To investigate the efficacy of a short cognitive-behavioural therapy intervention with 90 adolescents and adults who had recently engaged in self-harm.
Participants (aged 15–35 years) were randomly assigned to treatment as usual plus the intervention, or treatment as usual only. Assessments were completed at baseline and at 3 months, 6 months and 9 months follow-up.
Patients who received cognitive-behavioural therapy in addition to treatment as usual were found to have significantly greater reductions in self-harm, suicidal cognitions and symptoms of depression and anxiety, and significantly greater improvements in self-esteem and problem-solving ability, compared with the control group.
These findings extend the evidence that a time-limited cognitive-behavioural intervention is effective for patients with recurrent and chronic self-harm.
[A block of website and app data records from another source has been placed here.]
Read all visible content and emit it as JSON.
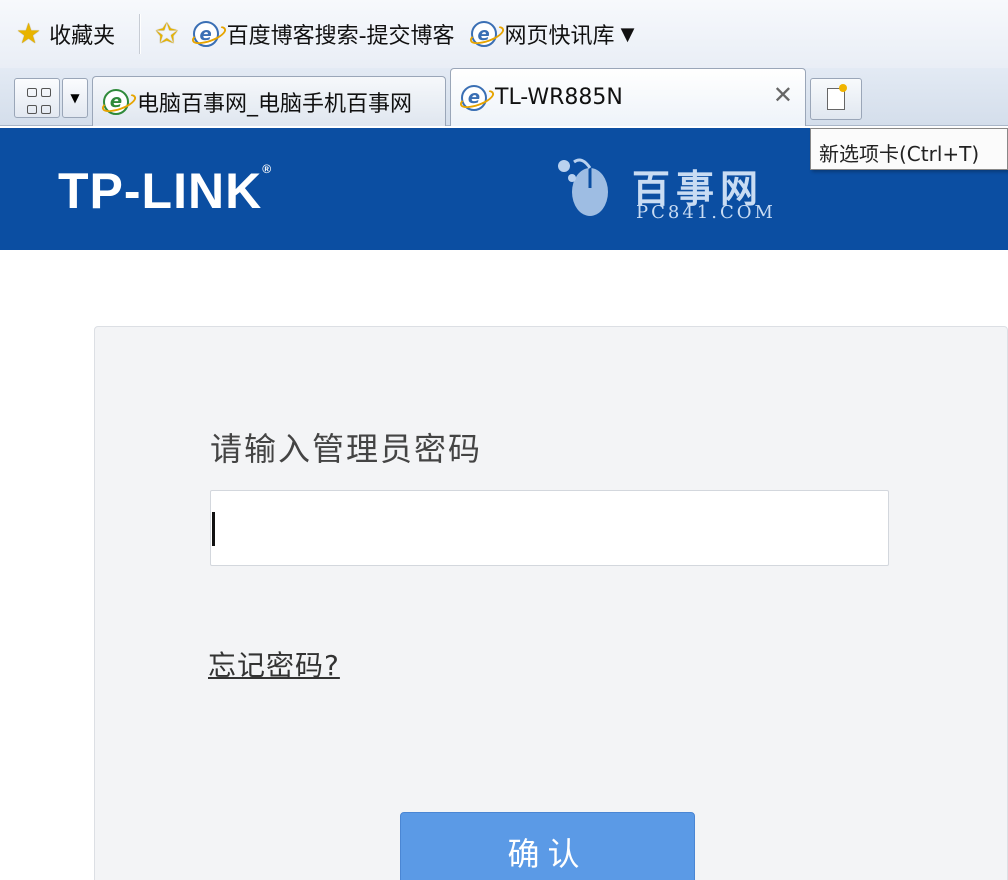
{
  "favorites_bar": {
    "favorites_label": "收藏夹",
    "links": [
      {
        "label": "百度博客搜索-提交博客",
        "icon": "ie-icon"
      },
      {
        "label": "网页快讯库",
        "icon": "ie-icon"
      }
    ]
  },
  "tabs": [
    {
      "title": "电脑百事网_电脑手机百事网",
      "active": false
    },
    {
      "title": "TL-WR885N",
      "active": true
    }
  ],
  "new_tab_tooltip": "新选项卡(Ctrl+T)",
  "header": {
    "brand": "TP-LINK",
    "brand_mark": "®",
    "watermark_cn": "百事网",
    "watermark_en": "PC841.COM",
    "color": "#0b4ea2"
  },
  "login": {
    "prompt": "请输入管理员密码",
    "password_value": "",
    "forgot_link": "忘记密码?",
    "confirm_button": "确认",
    "button_color": "#5b9ae6"
  }
}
Background. While recent studies have found problem-solving impairments in individuals who engage in deliberate self-harm (DSH), few studies have examined repeaters and non-repeaters separately. The aim of the present study was to investigate whether specific types of problem-solving are associated with repeated DSH.
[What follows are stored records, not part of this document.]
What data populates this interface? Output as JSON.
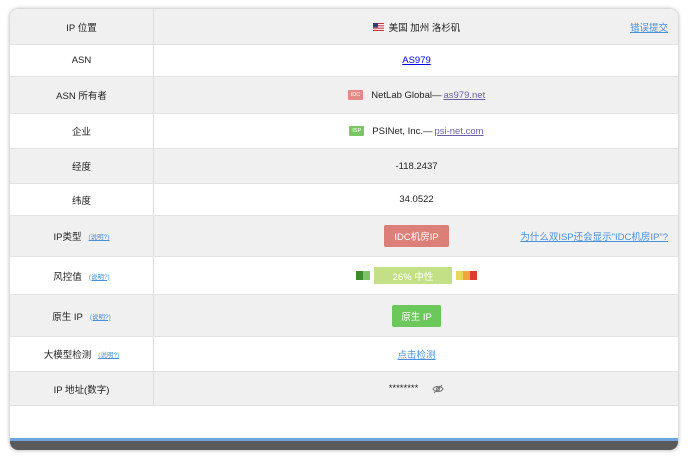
{
  "rows": {
    "ip_location": {
      "label": "IP 位置",
      "value": "美国 加州 洛杉矶",
      "action": "错误提交"
    },
    "asn": {
      "label": "ASN",
      "value": "AS979"
    },
    "asn_owner": {
      "label": "ASN 所有者",
      "tag": "IDC",
      "name": "NetLab Global— ",
      "link": "as979.net"
    },
    "company": {
      "label": "企业",
      "tag": "ISP",
      "name": "PSINet, Inc.— ",
      "link": "psi-net.com"
    },
    "longitude": {
      "label": "经度",
      "value": "-118.2437"
    },
    "latitude": {
      "label": "纬度",
      "value": "34.0522"
    },
    "ip_type": {
      "label": "IP类型",
      "help": "(说明?)",
      "value": "IDC机房IP",
      "question": "为什么双ISP还会显示\"IDC机房IP\"?"
    },
    "risk": {
      "label": "风控值",
      "help": "(说明?)",
      "value": "26%  中性",
      "level_percent": 26
    },
    "native_ip": {
      "label": "原生 IP",
      "help": "(说明?)",
      "value": "原生 IP"
    },
    "llm_detect": {
      "label": "大模型检测",
      "help": "(说明?)",
      "value": "点击检测"
    },
    "ip_numeric": {
      "label": "IP 地址(数字)",
      "value": "********"
    }
  },
  "icons": {
    "flag": "us-flag-icon",
    "visibility": "eye-off-icon"
  },
  "colors": {
    "link": "#4a90d9",
    "idc_badge": "#dd7f79",
    "native_badge": "#6cc85a",
    "risk_bar": "#c3e087"
  }
}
Method. As part of the WHO/EURO Multicentre Study on Suicidal Behaviour, 836 medically treated DSH patients (59% repeaters) from 12 European regions were interviewed using the European Parasuicide Study Interview Schedule (EPSIS II) approximately 1 year after their index episode. The Utrecht Coping List (UCL) assessed habitual responses to problems.
Results. Factor analysis identified five dimensions – Active Handling, Passive-Avoidance, Problem Sharing, Palliative Reactions and Negative Expression. Passive-Avoidance – characterized by a pre-occupation with problems, feeling unable to do anything, worrying about the past and taking a gloomy view of the situation, a greater likelihood of giving in so as to avoid difficult situations, the tendency to resign oneself to the situation, and to try to avoid problems – was the problem-solving dimension most strongly associated with repetition, although this association was attenuated by self-esteem.
Conclusions. The outcomes of the study indicate that treatments for DSH patients with repeated episodes should include problem-solving interventions. The observed passivity and avoidance of problems (coupled with low self-esteem) associated with repetition suggests that intensive therapeutic input and follow-up are required for those with repeated DSH.